Participants at the upcoming tournament will bring toys to the event that will be donated to charities, such as Toys for Tots, for children in need. Poole said the rangers saw national disc golf tournaments benefiting charities, and thought a toy drive “would be a good way for the disc golf community to reach out.”

Poole has been a Cabarrus County Parks and Recreation employee for three years.

“I quickly realized that disc golf was a rapidly growing sport and knew that, as a department, we needed to offer a tournament/event to reach out to the disc golf players,” said Poole.

He wanted tournaments to give disc golfers the opportunity to meet each other and to get the word out that North Cabarrus Park has a course. Since the decision to host tournaments, the park has hosted five. The Disc-ember event will be the sixth.

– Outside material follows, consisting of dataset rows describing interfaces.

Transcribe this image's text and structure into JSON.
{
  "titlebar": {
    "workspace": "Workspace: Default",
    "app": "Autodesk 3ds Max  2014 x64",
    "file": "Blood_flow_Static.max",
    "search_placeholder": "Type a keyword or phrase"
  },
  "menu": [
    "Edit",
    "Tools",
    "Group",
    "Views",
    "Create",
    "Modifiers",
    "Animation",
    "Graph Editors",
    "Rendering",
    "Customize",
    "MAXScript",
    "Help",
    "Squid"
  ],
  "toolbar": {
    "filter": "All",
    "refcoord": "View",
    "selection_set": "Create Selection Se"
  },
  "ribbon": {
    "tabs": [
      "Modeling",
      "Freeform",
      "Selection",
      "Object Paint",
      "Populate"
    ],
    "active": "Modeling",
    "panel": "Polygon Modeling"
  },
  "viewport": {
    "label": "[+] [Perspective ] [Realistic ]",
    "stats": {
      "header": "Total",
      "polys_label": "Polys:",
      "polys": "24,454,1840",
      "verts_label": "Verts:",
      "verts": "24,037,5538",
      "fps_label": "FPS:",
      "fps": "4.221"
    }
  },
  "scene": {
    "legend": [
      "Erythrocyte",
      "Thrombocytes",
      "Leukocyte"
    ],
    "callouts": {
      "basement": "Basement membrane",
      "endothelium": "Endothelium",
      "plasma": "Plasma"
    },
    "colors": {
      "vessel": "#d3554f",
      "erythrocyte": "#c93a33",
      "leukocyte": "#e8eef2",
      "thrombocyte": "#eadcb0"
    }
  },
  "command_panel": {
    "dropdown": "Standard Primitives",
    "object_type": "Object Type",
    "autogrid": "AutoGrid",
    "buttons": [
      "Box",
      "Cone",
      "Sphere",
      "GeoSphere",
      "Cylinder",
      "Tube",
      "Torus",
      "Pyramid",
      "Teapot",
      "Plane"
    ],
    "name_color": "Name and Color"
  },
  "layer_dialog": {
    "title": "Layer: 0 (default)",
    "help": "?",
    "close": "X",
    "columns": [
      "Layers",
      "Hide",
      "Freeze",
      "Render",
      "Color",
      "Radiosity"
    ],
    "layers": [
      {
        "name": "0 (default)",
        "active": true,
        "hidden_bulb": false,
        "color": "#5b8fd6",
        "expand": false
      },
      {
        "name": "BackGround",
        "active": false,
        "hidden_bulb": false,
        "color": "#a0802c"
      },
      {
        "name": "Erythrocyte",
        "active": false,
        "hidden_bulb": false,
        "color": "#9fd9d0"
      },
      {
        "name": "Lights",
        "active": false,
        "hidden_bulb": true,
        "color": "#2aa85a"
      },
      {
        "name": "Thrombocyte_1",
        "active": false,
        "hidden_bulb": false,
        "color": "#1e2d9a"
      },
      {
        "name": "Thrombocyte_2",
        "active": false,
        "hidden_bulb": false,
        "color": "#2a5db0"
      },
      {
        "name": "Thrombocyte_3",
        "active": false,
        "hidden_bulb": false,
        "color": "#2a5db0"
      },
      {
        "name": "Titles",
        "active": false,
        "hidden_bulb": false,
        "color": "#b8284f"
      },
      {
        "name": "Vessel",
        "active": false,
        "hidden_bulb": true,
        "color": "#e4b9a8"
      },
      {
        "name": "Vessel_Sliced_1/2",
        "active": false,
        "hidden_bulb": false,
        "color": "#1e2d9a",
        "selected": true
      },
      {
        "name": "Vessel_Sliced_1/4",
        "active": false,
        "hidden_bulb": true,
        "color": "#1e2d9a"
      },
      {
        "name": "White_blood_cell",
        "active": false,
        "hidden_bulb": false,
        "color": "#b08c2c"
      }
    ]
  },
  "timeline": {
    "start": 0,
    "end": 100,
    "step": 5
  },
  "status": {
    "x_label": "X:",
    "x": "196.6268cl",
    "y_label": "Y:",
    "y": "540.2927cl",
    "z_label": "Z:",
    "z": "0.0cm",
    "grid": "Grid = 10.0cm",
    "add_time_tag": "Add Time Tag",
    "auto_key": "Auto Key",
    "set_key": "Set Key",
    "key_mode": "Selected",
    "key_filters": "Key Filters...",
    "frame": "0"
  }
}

“Overall, the feedback we get shows the course is good for all levels of disc golf players, from a first-time player to a person who plays every day,” said Poole.

He notes that the course is unique in that it has nine holes, so does not involve miles and miles of walking like many disc golf courses. It is also easier to play a quick game.

Poole said hole 4 is known as the most difficult, with a small opening between trees that players must get their discs through.

Marjorie Dana is a freelance writer. Have a story idea for Marjorie? Email her at marjorie.dana@yahoo.com.

The Charlotte Observer welcomes your comments on news of the day. The more voices engaged in conversation, the better for us all, but do keep it civil. Please refrain from profanity, obscenity, spam, name-calling or attacking others for their views.

Have a news tip? You can send it to a local news editor; email local@charlotteobserver.com to send us your tip - or - consider joining the Public Insight Network and become a source for The Charlotte Observer.

  Read more